The register will be progressively added to over time as shooters contact Local Land Services and submit their details. Find out more about the register.

Non-Commercial Kangaroo Shooters Best Practice Guide

The Department of Primary Industries Game Licensing Unit has developed a comprehensive best practice guide for shooters wanting to be involved in non-commercial kangaroo culling.

The guide covers critical aspects of safe and humane kangaroo culling including legislative requirements, kangaroo species identification, firearms calibres and projectiles, marksmanship and shot placement, disease identification and handling game meat.

The best practice guide will be provided to all landholders and shooters participating in non-commercial kangaroo culling.
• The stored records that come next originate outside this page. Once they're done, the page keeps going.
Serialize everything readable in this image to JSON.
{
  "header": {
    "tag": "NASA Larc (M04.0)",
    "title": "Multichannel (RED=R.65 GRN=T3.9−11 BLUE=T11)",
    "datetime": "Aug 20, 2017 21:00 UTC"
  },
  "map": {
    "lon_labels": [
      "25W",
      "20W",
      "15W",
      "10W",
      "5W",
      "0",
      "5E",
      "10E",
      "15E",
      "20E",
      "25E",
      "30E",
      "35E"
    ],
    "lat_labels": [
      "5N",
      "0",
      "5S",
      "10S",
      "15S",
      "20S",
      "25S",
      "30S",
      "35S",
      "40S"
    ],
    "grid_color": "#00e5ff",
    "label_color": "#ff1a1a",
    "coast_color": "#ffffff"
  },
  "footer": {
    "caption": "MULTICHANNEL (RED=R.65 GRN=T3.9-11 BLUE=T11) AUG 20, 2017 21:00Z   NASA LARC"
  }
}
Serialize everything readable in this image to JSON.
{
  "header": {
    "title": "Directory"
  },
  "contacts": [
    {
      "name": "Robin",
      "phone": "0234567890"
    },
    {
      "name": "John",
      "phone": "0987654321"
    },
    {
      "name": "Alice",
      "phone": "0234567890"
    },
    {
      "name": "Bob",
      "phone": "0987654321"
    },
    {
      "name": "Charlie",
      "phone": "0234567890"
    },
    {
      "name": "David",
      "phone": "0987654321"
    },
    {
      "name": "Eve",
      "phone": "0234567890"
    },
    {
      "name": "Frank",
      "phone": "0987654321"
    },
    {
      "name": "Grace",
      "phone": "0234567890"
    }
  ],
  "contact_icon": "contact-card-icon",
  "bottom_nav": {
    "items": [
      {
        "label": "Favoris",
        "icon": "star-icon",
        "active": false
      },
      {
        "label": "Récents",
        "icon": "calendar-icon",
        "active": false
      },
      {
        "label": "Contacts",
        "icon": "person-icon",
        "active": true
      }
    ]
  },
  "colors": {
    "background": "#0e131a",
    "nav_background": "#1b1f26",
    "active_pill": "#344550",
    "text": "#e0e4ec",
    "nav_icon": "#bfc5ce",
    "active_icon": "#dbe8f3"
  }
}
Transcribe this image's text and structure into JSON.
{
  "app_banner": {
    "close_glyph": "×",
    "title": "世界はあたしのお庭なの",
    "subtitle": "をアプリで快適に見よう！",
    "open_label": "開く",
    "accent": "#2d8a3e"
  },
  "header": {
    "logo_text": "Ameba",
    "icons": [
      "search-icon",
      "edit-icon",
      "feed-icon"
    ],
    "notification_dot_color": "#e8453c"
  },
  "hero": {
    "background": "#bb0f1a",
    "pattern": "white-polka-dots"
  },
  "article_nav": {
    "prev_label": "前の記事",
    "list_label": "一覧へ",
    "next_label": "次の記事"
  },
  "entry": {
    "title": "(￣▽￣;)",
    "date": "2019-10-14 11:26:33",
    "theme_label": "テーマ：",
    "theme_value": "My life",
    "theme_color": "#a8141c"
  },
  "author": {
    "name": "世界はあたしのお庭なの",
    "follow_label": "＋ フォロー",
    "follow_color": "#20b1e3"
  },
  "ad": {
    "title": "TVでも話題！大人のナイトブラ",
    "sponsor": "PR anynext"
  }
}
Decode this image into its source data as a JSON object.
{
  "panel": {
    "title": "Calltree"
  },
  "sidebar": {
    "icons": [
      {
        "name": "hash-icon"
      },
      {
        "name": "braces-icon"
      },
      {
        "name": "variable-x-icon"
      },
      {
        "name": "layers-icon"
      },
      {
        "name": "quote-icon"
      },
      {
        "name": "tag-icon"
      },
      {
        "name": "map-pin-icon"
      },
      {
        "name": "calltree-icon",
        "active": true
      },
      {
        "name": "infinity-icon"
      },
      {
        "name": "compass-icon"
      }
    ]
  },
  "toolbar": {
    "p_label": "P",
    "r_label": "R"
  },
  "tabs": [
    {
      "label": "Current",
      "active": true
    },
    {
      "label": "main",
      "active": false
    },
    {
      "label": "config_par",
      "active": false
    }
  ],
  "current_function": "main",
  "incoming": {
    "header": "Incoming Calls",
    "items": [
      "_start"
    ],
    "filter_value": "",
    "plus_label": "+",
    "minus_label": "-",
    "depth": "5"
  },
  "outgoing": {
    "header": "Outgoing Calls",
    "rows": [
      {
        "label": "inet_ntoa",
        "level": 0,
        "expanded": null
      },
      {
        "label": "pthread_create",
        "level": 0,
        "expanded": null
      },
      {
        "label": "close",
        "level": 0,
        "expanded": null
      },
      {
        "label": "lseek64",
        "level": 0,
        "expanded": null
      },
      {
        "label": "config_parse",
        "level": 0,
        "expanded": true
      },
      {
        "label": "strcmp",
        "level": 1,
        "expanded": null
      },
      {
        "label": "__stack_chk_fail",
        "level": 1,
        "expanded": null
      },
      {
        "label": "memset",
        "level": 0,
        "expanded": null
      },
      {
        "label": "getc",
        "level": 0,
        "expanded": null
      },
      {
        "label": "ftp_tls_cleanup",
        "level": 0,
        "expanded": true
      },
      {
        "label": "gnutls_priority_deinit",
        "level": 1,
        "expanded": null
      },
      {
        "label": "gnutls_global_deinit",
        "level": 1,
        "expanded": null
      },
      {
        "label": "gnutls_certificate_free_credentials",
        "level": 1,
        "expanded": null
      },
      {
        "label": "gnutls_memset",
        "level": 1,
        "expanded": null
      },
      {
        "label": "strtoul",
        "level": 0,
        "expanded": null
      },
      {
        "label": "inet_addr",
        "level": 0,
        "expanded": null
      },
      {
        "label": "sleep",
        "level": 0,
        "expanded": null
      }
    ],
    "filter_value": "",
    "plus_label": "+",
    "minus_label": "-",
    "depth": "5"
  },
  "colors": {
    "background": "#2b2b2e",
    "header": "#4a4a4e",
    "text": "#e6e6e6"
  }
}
Find out more about the guide.

Animal welfare

All shooters must comply with the National Code of Practice for the Humane Shooting of Kangaroos and Wallabies for Non-Commercial Purposes.

Compliance with the Code is intended to ensure kangaroos are killed in a way that minimises pain and suffering.

The Prevention of Cruelty to Animals Act 1979 applies to harming kangaroo in NSW. Compliance with this Act is monitored and enforced by the NSW Police, the RSPCA NSW and the Animal Welfare League NSW.

Record keeping and returns

You must record the number and species of kangaroos harmed under your licence and the names and firearms licence details of all shooters and provide these records to your local NPWS office within 7 days of the expiry of your licence.

There are 2 ways to provide your records to your local NPWS office:

  1. Complete the record sheet you received when you were granted your licence and submit it to your local NPWS office by email, post or in person.
  2. Call your local NPWS office and provide the records over the phone.

New licences may not be granted unless records have been provided for previous licences.

Public register

Go to the public register of licences to harm to view information about the licences granted by NPWS that authorise harm to protected animals, including kangaroos.

Page last updated: 22 October 2018